==== TASK INPUTS

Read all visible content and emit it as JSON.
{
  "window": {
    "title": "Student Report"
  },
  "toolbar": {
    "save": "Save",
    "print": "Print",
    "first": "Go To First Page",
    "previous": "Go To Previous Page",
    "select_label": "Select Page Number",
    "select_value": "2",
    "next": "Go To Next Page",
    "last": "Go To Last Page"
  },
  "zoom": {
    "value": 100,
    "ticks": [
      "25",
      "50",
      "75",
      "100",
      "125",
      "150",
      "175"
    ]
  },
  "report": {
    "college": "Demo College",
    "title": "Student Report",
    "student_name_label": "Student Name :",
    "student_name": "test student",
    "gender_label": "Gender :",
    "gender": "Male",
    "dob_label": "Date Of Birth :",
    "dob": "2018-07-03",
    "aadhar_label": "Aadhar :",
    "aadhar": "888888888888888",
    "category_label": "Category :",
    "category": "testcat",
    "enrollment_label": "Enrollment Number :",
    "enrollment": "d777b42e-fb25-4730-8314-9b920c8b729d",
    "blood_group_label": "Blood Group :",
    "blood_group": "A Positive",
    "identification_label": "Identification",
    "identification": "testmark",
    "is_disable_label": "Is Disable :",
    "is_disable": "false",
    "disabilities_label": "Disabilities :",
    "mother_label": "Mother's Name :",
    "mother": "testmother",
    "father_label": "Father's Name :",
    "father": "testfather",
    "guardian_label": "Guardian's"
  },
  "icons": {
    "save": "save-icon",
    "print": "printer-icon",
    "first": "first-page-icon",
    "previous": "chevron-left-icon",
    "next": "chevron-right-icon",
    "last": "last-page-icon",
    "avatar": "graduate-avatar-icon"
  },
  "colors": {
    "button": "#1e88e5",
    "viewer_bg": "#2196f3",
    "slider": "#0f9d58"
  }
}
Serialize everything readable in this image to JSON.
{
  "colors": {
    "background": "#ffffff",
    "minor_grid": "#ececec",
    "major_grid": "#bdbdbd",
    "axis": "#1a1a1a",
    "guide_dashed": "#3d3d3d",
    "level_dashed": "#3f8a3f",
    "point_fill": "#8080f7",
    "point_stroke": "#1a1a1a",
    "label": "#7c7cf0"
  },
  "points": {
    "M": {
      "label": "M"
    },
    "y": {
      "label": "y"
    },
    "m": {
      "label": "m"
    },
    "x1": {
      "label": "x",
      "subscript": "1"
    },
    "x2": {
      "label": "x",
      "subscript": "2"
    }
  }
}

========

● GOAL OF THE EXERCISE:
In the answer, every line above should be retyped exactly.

● RESULT OF THIS TASK:
Read all visible content and emit it as JSON.
{
  "window": {
    "title": "Student Report"
  },
  "toolbar": {
    "save": "Save",
    "print": "Print",
    "first": "Go To First Page",
    "previous": "Go To Previous Page",
    "select_label": "Select Page Number",
    "select_value": "2",
    "next": "Go To Next Page",
    "last": "Go To Last Page"
  },
  "zoom": {
    "value": 100,
    "ticks": [
      "25",
      "50",
      "75",
      "100",
      "125",
      "150",
      "175"
    ]
  },
  "report": {
    "college": "Demo College",
    "title": "Student Report",
    "student_name_label": "Student Name :",
    "student_name": "test student",
    "gender_label": "Gender :",
    "gender": "Male",
    "dob_label": "Date Of Birth :",
    "dob": "2018-07-03",
    "aadhar_label": "Aadhar :",
    "aadhar": "888888888888888",
    "category_label": "Category :",
    "category": "testcat",
    "enrollment_label": "Enrollment Number :",
    "enrollment": "d777b42e-fb25-4730-8314-9b920c8b729d",
    "blood_group_label": "Blood Group :",
    "blood_group": "A Positive",
    "identification_label": "Identification",
    "identification": "testmark",
    "is_disable_label": "Is Disable :",
    "is_disable": "false",
    "disabilities_label": "Disabilities :",
    "mother_label": "Mother's Name :",
    "mother": "testmother",
    "father_label": "Father's Name :",
    "father": "testfather",
    "guardian_label": "Guardian's"
  },
  "icons": {
    "save": "save-icon",
    "print": "printer-icon",
    "first": "first-page-icon",
    "previous": "chevron-left-icon",
    "next": "chevron-right-icon",
    "last": "last-page-icon",
    "avatar": "graduate-avatar-icon"
  },
  "colors": {
    "button": "#1e88e5",
    "viewer_bg": "#2196f3",
    "slider": "#0f9d58"
  }
}
Serialize everything readable in this image to JSON.
{
  "colors": {
    "background": "#ffffff",
    "minor_grid": "#ececec",
    "major_grid": "#bdbdbd",
    "axis": "#1a1a1a",
    "guide_dashed": "#3d3d3d",
    "level_dashed": "#3f8a3f",
    "point_fill": "#8080f7",
    "point_stroke": "#1a1a1a",
    "label": "#7c7cf0"
  },
  "points": {
    "M": {
      "label": "M"
    },
    "y": {
      "label": "y"
    },
    "m": {
      "label": "m"
    },
    "x1": {
      "label": "x",
      "subscript": "1"
    },
    "x2": {
      "label": "x",
      "subscript": "2"
    }
  }
}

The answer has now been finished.